It probably makes sense. Developers would want Blynk to respond immediately to BLYNK_WRITE events and not queue them up, disregard them or cause partial code execution. Perhaps a simple reversion to the 0.4.* behavior on these instantiations would be the quick, cheap medicine?

Agreed. I think “concurrent” might be a better description (I changed the thread title as well).

Yes. If you think we would benefit from a “Serial” example, I would be glad to remove the terminal widget and re-post. Just let me know.

Again, thanks!


#18

@CampHamp Perhaps you are running into the anti-flooding protection that was introduced into 0.5.0

It basically helps keep those that don’t use proper timing and logic from flooding and causing disconnections.

I had ran into some governor like loop issues with some of my very fast processing projects (only possible due to internal network and Local Server) and supposedly the bypass command that seemed to help is

#define BLYNK_MSG_LIMIT 0

You can try that, but it will not guaranty that your use of blocking processes will not continue to cause issues as more features are added into the library.


#19

Blocking means that something is causing another thing to timeout. Please point out the timeout condition and the suspect. I may just be missing some mysterious thing, but my logic says as long as we do Blynk.run() constantly and yield() to ESP WiFi, then we are OK.

Next topic: Anti-Flooding condition. Not sending much data and not too fast either, right? I put Serial on there just to be sure and see no errors.

I think what we see is just a design decision that the handler not allow soft-interruption of BLYNK_WRITE. Each event is discreet and must complete before another event is handled. Sounds like the very abstract FIFO description to me in the release notes.

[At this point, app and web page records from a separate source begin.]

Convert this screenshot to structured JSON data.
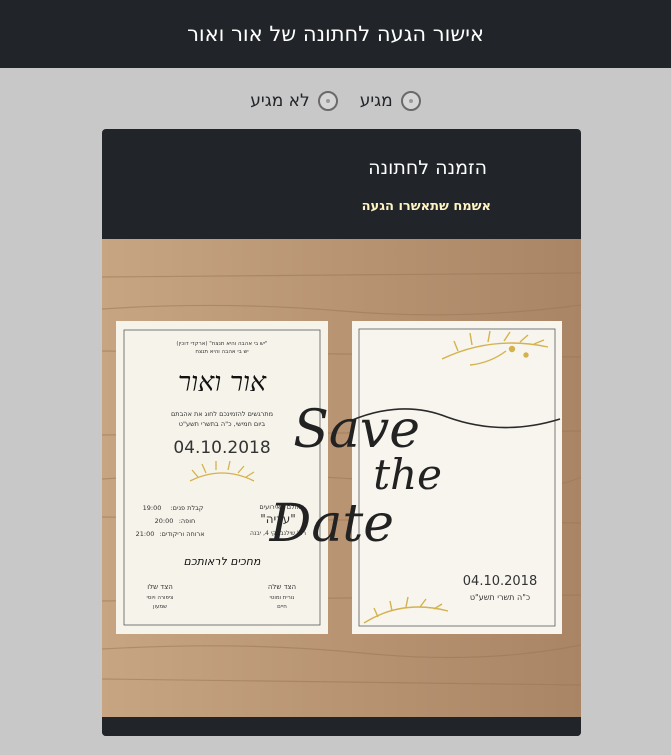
{
  "header": {
    "title": "אישור הגעה לחתונה של אור ואור"
  },
  "rsvp": {
    "options": [
      {
        "label": "מגיע"
      },
      {
        "label": "לא מגיע"
      }
    ]
  },
  "card": {
    "title": "הזמנה לחתונה",
    "subtitle": "אשמח שתאשרו הגעה",
    "invitation": {
      "verse_line1": "\"יש בי אהבה והיא תנצח\" (ארקדי דוכין)",
      "verse_line2": "יש בי אהבה והיא תנצח",
      "names": "אור ואור",
      "intro_line1": "מתרגשים להזמינכם לחוג את אהבתם",
      "intro_line2": "ביום חמישי, כ\"ה בתשרי תשע\"ט",
      "date": "04.10.2018",
      "venue_label": "באולם האירועים",
      "venue_name": "\"עדיה\"",
      "venue_address": "רח' שילנבסקי 4, יבנה",
      "schedule": [
        {
          "label": "קבלת פנים:",
          "time": "19:00"
        },
        {
          "label": "חופה:",
          "time": "20:00"
        },
        {
          "label": "ארוחה וריקודים:",
          "time": "21:00"
        }
      ],
      "closing": "מחכים לראותכם",
      "bride_side_title": "הצד שלה",
      "bride_side_line1": "נורית ומוטי",
      "bride_side_line2": "חיים",
      "groom_side_title": "הצד שלו",
      "groom_side_line1": "ציפורה ויוסי",
      "groom_side_line2": "שמעון"
    },
    "save_the_date": {
      "line1": "Save",
      "line2": "the",
      "line3": "Date",
      "date": "04.10.2018",
      "hebrew_date": "כ\"ה תשרי תשע\"ט"
    }
  },
  "colors": {
    "topbar": "#212529",
    "page_bg": "#c8c8c8",
    "subtitle": "#fff3c4",
    "gold": "#d4b24c",
    "wood": "#b89472"
  }
}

It essentially makes the system queue-based and could provide for course-grain, asynchronous communication. My issue is the upgrade impact is not clear, if you rely on the event-driven interrupts then they will need to be fixed (be made queue-based as well) and the event handler queue is tiny (1 event) and is not graceful when overfilled.


#20

As stated before, I have many projects, some with way too much going on (just code testbenchs) and I have no problems running multiple button, slider, timer called BLYNK_WRITE() functions “simultaneously”… AKA as fast as I can possibly press and adjust widgets.

BLYNK_WRITE() functions in of them selves are not blocking… but if they contain blocking code (AKA something that prevents the MCU from responding to normal stimuli) then that is the issue, not the packaging.

Instead of this cyclical argument… can you provide a sketch and QR code that can definitively show your repeatable issue… without actually using blocking processes like delay() and such? So far what you have provides has programmatic issues (when used in a Blynk based IoT communicative type sketch) that have been referenced by myself or the developers.


#21

I already did that. There is no delay() in the code I provided. Easy to read, install and reproduce. Go for it!